Dataset excerpts
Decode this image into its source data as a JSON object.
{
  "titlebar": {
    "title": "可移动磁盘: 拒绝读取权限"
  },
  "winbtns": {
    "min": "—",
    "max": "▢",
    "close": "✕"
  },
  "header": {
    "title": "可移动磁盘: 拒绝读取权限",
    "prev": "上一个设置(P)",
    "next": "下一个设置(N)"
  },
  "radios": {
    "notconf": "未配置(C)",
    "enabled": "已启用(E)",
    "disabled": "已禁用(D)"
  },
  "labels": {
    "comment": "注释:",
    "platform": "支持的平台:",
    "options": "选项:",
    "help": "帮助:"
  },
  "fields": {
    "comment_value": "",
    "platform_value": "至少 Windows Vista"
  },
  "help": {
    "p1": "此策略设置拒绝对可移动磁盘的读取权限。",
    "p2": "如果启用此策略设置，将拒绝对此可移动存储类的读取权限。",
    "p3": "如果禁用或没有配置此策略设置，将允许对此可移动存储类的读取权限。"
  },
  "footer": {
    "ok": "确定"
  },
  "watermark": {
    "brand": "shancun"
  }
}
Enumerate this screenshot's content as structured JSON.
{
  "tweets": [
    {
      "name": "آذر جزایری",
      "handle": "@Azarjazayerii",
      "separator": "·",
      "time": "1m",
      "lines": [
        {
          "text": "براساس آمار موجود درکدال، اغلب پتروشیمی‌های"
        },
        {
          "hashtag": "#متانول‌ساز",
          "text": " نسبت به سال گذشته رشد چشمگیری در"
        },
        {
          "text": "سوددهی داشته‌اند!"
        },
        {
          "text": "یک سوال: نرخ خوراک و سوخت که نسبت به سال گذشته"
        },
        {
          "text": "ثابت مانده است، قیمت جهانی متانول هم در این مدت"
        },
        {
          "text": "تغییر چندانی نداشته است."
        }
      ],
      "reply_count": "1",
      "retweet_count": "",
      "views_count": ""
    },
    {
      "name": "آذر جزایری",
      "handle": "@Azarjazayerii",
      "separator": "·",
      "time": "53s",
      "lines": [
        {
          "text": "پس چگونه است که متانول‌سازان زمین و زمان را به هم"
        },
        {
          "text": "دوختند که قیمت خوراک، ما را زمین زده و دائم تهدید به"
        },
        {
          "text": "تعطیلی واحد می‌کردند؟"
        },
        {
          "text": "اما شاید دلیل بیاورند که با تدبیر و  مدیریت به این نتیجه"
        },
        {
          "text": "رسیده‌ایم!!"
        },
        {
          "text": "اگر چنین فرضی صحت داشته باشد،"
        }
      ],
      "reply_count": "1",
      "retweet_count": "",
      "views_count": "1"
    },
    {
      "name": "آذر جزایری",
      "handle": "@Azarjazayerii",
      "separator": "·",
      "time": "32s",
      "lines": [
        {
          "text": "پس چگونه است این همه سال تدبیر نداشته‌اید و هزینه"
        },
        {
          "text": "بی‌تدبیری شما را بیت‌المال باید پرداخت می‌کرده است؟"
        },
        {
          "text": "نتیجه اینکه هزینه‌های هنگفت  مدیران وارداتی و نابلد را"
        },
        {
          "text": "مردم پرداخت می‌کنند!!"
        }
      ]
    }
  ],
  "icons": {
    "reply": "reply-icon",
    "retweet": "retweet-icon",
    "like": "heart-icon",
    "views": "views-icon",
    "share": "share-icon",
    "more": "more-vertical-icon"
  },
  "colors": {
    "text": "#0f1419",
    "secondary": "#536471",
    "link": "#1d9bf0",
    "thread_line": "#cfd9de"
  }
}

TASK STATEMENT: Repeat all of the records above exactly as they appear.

YOUR SOLUTION:
Decode this image into its source data as a JSON object.
{
  "titlebar": {
    "title": "可移动磁盘: 拒绝读取权限"
  },
  "winbtns": {
    "min": "—",
    "max": "▢",
    "close": "✕"
  },
  "header": {
    "title": "可移动磁盘: 拒绝读取权限",
    "prev": "上一个设置(P)",
    "next": "下一个设置(N)"
  },
  "radios": {
    "notconf": "未配置(C)",
    "enabled": "已启用(E)",
    "disabled": "已禁用(D)"
  },
  "labels": {
    "comment": "注释:",
    "platform": "支持的平台:",
    "options": "选项:",
    "help": "帮助:"
  },
  "fields": {
    "comment_value": "",
    "platform_value": "至少 Windows Vista"
  },
  "help": {
    "p1": "此策略设置拒绝对可移动磁盘的读取权限。",
    "p2": "如果启用此策略设置，将拒绝对此可移动存储类的读取权限。",
    "p3": "如果禁用或没有配置此策略设置，将允许对此可移动存储类的读取权限。"
  },
  "footer": {
    "ok": "确定"
  },
  "watermark": {
    "brand": "shancun"
  }
}
Enumerate this screenshot's content as structured JSON.
{
  "tweets": [
    {
      "name": "آذر جزایری",
      "handle": "@Azarjazayerii",
      "separator": "·",
      "time": "1m",
      "lines": [
        {
          "text": "براساس آمار موجود درکدال، اغلب پتروشیمی‌های"
        },
        {
          "hashtag": "#متانول‌ساز",
          "text": " نسبت به سال گذشته رشد چشمگیری در"
        },
        {
          "text": "سوددهی داشته‌اند!"
        },
        {
          "text": "یک سوال: نرخ خوراک و سوخت که نسبت به سال گذشته"
        },
        {
          "text": "ثابت مانده است، قیمت جهانی متانول هم در این مدت"
        },
        {
          "text": "تغییر چندانی نداشته است."
        }
      ],
      "reply_count": "1",
      "retweet_count": "",
      "views_count": ""
    },
    {
      "name": "آذر جزایری",
      "handle": "@Azarjazayerii",
      "separator": "·",
      "time": "53s",
      "lines": [
        {
          "text": "پس چگونه است که متانول‌سازان زمین و زمان را به هم"
        },
        {
          "text": "دوختند که قیمت خوراک، ما را زمین زده و دائم تهدید به"
        },
        {
          "text": "تعطیلی واحد می‌کردند؟"
        },
        {
          "text": "اما شاید دلیل بیاورند که با تدبیر و  مدیریت به این نتیجه"
        },
        {
          "text": "رسیده‌ایم!!"
        },
        {
          "text": "اگر چنین فرضی صحت داشته باشد،"
        }
      ],
      "reply_count": "1",
      "retweet_count": "",
      "views_count": "1"
    },
    {
      "name": "آذر جزایری",
      "handle": "@Azarjazayerii",
      "separator": "·",
      "time": "32s",
      "lines": [
        {
          "text": "پس چگونه است این همه سال تدبیر نداشته‌اید و هزینه"
        },
        {
          "text": "بی‌تدبیری شما را بیت‌المال باید پرداخت می‌کرده است؟"
        },
        {
          "text": "نتیجه اینکه هزینه‌های هنگفت  مدیران وارداتی و نابلد را"
        },
        {
          "text": "مردم پرداخت می‌کنند!!"
        }
      ]
    }
  ],
  "icons": {
    "reply": "reply-icon",
    "retweet": "retweet-icon",
    "like": "heart-icon",
    "views": "views-icon",
    "share": "share-icon",
    "more": "more-vertical-icon"
  },
  "colors": {
    "text": "#0f1419",
    "secondary": "#536471",
    "link": "#1d9bf0",
    "thread_line": "#cfd9de"
  }
}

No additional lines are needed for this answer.